> About this exercise
Restate the listing exactly and in full.

** Opening Available records block **

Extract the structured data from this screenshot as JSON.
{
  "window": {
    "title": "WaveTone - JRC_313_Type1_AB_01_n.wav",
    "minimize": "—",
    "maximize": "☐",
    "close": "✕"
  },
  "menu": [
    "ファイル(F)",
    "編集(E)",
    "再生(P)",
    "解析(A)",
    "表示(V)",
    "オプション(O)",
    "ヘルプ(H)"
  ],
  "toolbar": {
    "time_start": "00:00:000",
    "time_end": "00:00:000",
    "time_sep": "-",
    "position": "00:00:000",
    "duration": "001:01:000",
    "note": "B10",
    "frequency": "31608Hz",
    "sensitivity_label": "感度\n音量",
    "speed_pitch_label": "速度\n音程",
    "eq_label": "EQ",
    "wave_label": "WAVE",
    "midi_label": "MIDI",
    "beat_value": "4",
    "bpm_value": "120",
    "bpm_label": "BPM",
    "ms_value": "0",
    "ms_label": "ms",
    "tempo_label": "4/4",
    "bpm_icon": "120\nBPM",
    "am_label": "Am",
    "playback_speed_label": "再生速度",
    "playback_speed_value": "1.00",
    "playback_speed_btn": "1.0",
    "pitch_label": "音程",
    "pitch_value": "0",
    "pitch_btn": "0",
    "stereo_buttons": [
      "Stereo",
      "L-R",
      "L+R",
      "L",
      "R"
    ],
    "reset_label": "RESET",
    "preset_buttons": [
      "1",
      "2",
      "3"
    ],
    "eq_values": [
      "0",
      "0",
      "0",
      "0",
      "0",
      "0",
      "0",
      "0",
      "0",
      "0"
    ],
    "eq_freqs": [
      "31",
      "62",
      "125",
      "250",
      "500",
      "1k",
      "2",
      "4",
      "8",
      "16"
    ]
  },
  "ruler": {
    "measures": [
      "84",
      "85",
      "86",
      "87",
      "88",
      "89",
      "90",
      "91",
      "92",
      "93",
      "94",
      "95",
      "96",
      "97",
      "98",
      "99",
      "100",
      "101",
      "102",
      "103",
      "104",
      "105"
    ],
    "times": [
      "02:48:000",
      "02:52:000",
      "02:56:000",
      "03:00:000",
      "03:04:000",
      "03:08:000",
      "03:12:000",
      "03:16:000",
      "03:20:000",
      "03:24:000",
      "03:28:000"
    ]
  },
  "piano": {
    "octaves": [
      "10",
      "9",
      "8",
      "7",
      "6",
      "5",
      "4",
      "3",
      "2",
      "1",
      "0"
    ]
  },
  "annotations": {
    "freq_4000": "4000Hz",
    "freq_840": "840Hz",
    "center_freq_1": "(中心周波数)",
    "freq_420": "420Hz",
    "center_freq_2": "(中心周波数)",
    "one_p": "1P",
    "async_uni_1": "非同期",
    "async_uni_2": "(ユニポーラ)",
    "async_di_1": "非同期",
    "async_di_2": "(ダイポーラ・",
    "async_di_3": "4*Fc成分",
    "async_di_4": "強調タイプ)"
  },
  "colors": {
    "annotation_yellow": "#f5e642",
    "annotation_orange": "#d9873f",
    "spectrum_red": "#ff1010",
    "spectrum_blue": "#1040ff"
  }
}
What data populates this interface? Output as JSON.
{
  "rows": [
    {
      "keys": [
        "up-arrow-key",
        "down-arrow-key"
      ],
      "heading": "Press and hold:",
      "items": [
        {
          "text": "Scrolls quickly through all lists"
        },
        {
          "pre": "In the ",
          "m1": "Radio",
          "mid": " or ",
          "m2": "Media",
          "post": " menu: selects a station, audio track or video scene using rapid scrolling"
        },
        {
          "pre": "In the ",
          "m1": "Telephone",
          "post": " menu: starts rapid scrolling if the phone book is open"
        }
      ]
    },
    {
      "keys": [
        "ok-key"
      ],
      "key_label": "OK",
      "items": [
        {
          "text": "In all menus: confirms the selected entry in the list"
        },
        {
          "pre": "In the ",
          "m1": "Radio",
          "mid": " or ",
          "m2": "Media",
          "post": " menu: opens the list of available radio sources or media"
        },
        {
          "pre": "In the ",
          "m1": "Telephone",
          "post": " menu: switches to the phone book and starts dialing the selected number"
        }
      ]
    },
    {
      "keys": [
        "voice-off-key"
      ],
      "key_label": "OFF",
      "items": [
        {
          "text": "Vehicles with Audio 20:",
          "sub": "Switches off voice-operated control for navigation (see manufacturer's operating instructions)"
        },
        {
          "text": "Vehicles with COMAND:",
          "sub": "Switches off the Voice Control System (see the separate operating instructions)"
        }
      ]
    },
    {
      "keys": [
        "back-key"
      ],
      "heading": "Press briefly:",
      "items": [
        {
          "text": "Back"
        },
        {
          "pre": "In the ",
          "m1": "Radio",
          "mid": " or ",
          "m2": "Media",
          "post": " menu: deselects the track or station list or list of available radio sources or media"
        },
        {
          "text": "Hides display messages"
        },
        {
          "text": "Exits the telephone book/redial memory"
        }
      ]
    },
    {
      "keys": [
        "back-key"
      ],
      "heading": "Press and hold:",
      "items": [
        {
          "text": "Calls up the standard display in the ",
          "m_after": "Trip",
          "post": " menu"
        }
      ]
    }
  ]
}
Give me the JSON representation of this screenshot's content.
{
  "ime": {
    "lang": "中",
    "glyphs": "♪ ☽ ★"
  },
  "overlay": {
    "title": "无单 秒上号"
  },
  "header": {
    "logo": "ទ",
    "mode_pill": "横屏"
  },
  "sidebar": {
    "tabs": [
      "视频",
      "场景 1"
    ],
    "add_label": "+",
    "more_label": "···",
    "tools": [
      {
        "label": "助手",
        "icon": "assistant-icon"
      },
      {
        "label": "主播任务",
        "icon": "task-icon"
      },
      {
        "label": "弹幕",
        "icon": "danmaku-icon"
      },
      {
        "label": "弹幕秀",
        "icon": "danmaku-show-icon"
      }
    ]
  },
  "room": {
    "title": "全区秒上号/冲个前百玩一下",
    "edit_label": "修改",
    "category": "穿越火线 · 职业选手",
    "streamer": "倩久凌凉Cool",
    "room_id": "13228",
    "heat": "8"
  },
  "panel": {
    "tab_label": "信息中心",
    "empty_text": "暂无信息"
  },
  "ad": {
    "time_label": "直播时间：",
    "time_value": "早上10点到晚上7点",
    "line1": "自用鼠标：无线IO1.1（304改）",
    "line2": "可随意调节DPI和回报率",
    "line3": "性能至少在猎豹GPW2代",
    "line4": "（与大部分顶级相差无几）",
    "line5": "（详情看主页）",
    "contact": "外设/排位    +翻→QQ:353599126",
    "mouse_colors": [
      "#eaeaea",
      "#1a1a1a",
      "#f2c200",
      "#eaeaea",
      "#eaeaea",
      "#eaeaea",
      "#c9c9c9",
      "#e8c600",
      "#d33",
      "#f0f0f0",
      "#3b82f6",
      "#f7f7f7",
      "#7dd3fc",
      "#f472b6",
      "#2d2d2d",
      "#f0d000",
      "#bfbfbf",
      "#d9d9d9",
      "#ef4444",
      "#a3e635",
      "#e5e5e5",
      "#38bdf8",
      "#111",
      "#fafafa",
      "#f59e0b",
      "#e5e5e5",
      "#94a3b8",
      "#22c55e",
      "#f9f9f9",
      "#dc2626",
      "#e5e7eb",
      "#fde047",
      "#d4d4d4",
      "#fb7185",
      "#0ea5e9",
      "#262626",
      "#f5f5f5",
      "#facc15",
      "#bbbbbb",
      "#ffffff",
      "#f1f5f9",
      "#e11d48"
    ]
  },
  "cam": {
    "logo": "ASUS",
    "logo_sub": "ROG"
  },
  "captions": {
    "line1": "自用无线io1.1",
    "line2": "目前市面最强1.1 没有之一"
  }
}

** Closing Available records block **

> Result below
Extract the structured data from this screenshot as JSON.
{
  "window": {
    "title": "WaveTone - JRC_313_Type1_AB_01_n.wav",
    "minimize": "—",
    "maximize": "☐",
    "close": "✕"
  },
  "menu": [
    "ファイル(F)",
    "編集(E)",
    "再生(P)",
    "解析(A)",
    "表示(V)",
    "オプション(O)",
    "ヘルプ(H)"
  ],
  "toolbar": {
    "time_start": "00:00:000",
    "time_end": "00:00:000",
    "time_sep": "-",
    "position": "00:00:000",
    "duration": "001:01:000",
    "note": "B10",
    "frequency": "31608Hz",
    "sensitivity_label": "感度\n音量",
    "speed_pitch_label": "速度\n音程",
    "eq_label": "EQ",
    "wave_label": "WAVE",
    "midi_label": "MIDI",
    "beat_value": "4",
    "bpm_value": "120",
    "bpm_label": "BPM",
    "ms_value": "0",
    "ms_label": "ms",
    "tempo_label": "4/4",
    "bpm_icon": "120\nBPM",
    "am_label": "Am",
    "playback_speed_label": "再生速度",
    "playback_speed_value": "1.00",
    "playback_speed_btn": "1.0",
    "pitch_label": "音程",
    "pitch_value": "0",
    "pitch_btn": "0",
    "stereo_buttons": [
      "Stereo",
      "L-R",
      "L+R",
      "L",
      "R"
    ],
    "reset_label": "RESET",
    "preset_buttons": [
      "1",
      "2",
      "3"
    ],
    "eq_values": [
      "0",
      "0",
      "0",
      "0",
      "0",
      "0",
      "0",
      "0",
      "0",
      "0"
    ],
    "eq_freqs": [
      "31",
      "62",
      "125",
      "250",
      "500",
      "1k",
      "2",
      "4",
      "8",
      "16"
    ]
  },
  "ruler": {
    "measures": [
      "84",
      "85",
      "86",
      "87",
      "88",
      "89",
      "90",
      "91",
      "92",
      "93",
      "94",
      "95",
      "96",
      "97",
      "98",
      "99",
      "100",
      "101",
      "102",
      "103",
      "104",
      "105"
    ],
    "times": [
      "02:48:000",
      "02:52:000",
      "02:56:000",
      "03:00:000",
      "03:04:000",
      "03:08:000",
      "03:12:000",
      "03:16:000",
      "03:20:000",
      "03:24:000",
      "03:28:000"
    ]
  },
  "piano": {
    "octaves": [
      "10",
      "9",
      "8",
      "7",
      "6",
      "5",
      "4",
      "3",
      "2",
      "1",
      "0"
    ]
  },
  "annotations": {
    "freq_4000": "4000Hz",
    "freq_840": "840Hz",
    "center_freq_1": "(中心周波数)",
    "freq_420": "420Hz",
    "center_freq_2": "(中心周波数)",
    "one_p": "1P",
    "async_uni_1": "非同期",
    "async_uni_2": "(ユニポーラ)",
    "async_di_1": "非同期",
    "async_di_2": "(ダイポーラ・",
    "async_di_3": "4*Fc成分",
    "async_di_4": "強調タイプ)"
  },
  "colors": {
    "annotation_yellow": "#f5e642",
    "annotation_orange": "#d9873f",
    "spectrum_red": "#ff1010",
    "spectrum_blue": "#1040ff"
  }
}
What data populates this interface? Output as JSON.
{
  "rows": [
    {
      "keys": [
        "up-arrow-key",
        "down-arrow-key"
      ],
      "heading": "Press and hold:",
      "items": [
        {
          "text": "Scrolls quickly through all lists"
        },
        {
          "pre": "In the ",
          "m1": "Radio",
          "mid": " or ",
          "m2": "Media",
          "post": " menu: selects a station, audio track or video scene using rapid scrolling"
        },
        {
          "pre": "In the ",
          "m1": "Telephone",
          "post": " menu: starts rapid scrolling if the phone book is open"
        }
      ]
    },
    {
      "keys": [
        "ok-key"
      ],
      "key_label": "OK",
      "items": [
        {
          "text": "In all menus: confirms the selected entry in the list"
        },
        {
          "pre": "In the ",
          "m1": "Radio",
          "mid": " or ",
          "m2": "Media",
          "post": " menu: opens the list of available radio sources or media"
        },
        {
          "pre": "In the ",
          "m1": "Telephone",
          "post": " menu: switches to the phone book and starts dialing the selected number"
        }
      ]
    },
    {
      "keys": [
        "voice-off-key"
      ],
      "key_label": "OFF",
      "items": [
        {
          "text": "Vehicles with Audio 20:",
          "sub": "Switches off voice-operated control for navigation (see manufacturer's operating instructions)"
        },
        {
          "text": "Vehicles with COMAND:",
          "sub": "Switches off the Voice Control System (see the separate operating instructions)"
        }
      ]
    },
    {
      "keys": [
        "back-key"
      ],
      "heading": "Press briefly:",
      "items": [
        {
          "text": "Back"
        },
        {
          "pre": "In the ",
          "m1": "Radio",
          "mid": " or ",
          "m2": "Media",
          "post": " menu: deselects the track or station list or list of available radio sources or media"
        },
        {
          "text": "Hides display messages"
        },
        {
          "text": "Exits the telephone book/redial memory"
        }
      ]
    },
    {
      "keys": [
        "back-key"
      ],
      "heading": "Press and hold:",
      "items": [
        {
          "text": "Calls up the standard display in the ",
          "m_after": "Trip",
          "post": " menu"
        }
      ]
    }
  ]
}
Give me the JSON representation of this screenshot's content.
{
  "ime": {
    "lang": "中",
    "glyphs": "♪ ☽ ★"
  },
  "overlay": {
    "title": "无单 秒上号"
  },
  "header": {
    "logo": "ទ",
    "mode_pill": "横屏"
  },
  "sidebar": {
    "tabs": [
      "视频",
      "场景 1"
    ],
    "add_label": "+",
    "more_label": "···",
    "tools": [
      {
        "label": "助手",
        "icon": "assistant-icon"
      },
      {
        "label": "主播任务",
        "icon": "task-icon"
      },
      {
        "label": "弹幕",
        "icon": "danmaku-icon"
      },
      {
        "label": "弹幕秀",
        "icon": "danmaku-show-icon"
      }
    ]
  },
  "room": {
    "title": "全区秒上号/冲个前百玩一下",
    "edit_label": "修改",
    "category": "穿越火线 · 职业选手",
    "streamer": "倩久凌凉Cool",
    "room_id": "13228",
    "heat": "8"
  },
  "panel": {
    "tab_label": "信息中心",
    "empty_text": "暂无信息"
  },
  "ad": {
    "time_label": "直播时间：",
    "time_value": "早上10点到晚上7点",
    "line1": "自用鼠标：无线IO1.1（304改）",
    "line2": "可随意调节DPI和回报率",
    "line3": "性能至少在猎豹GPW2代",
    "line4": "（与大部分顶级相差无几）",
    "line5": "（详情看主页）",
    "contact": "外设/排位    +翻→QQ:353599126",
    "mouse_colors": [
      "#eaeaea",
      "#1a1a1a",
      "#f2c200",
      "#eaeaea",
      "#eaeaea",
      "#eaeaea",
      "#c9c9c9",
      "#e8c600",
      "#d33",
      "#f0f0f0",
      "#3b82f6",
      "#f7f7f7",
      "#7dd3fc",
      "#f472b6",
      "#2d2d2d",
      "#f0d000",
      "#bfbfbf",
      "#d9d9d9",
      "#ef4444",
      "#a3e635",
      "#e5e5e5",
      "#38bdf8",
      "#111",
      "#fafafa",
      "#f59e0b",
      "#e5e5e5",
      "#94a3b8",
      "#22c55e",
      "#f9f9f9",
      "#dc2626",
      "#e5e7eb",
      "#fde047",
      "#d4d4d4",
      "#fb7185",
      "#0ea5e9",
      "#262626",
      "#f5f5f5",
      "#facc15",
      "#bbbbbb",
      "#ffffff",
      "#f1f5f9",
      "#e11d48"
    ]
  },
  "cam": {
    "logo": "ASUS",
    "logo_sub": "ROG"
  },
  "captions": {
    "line1": "自用无线io1.1",
    "line2": "目前市面最强1.1 没有之一"
  }
}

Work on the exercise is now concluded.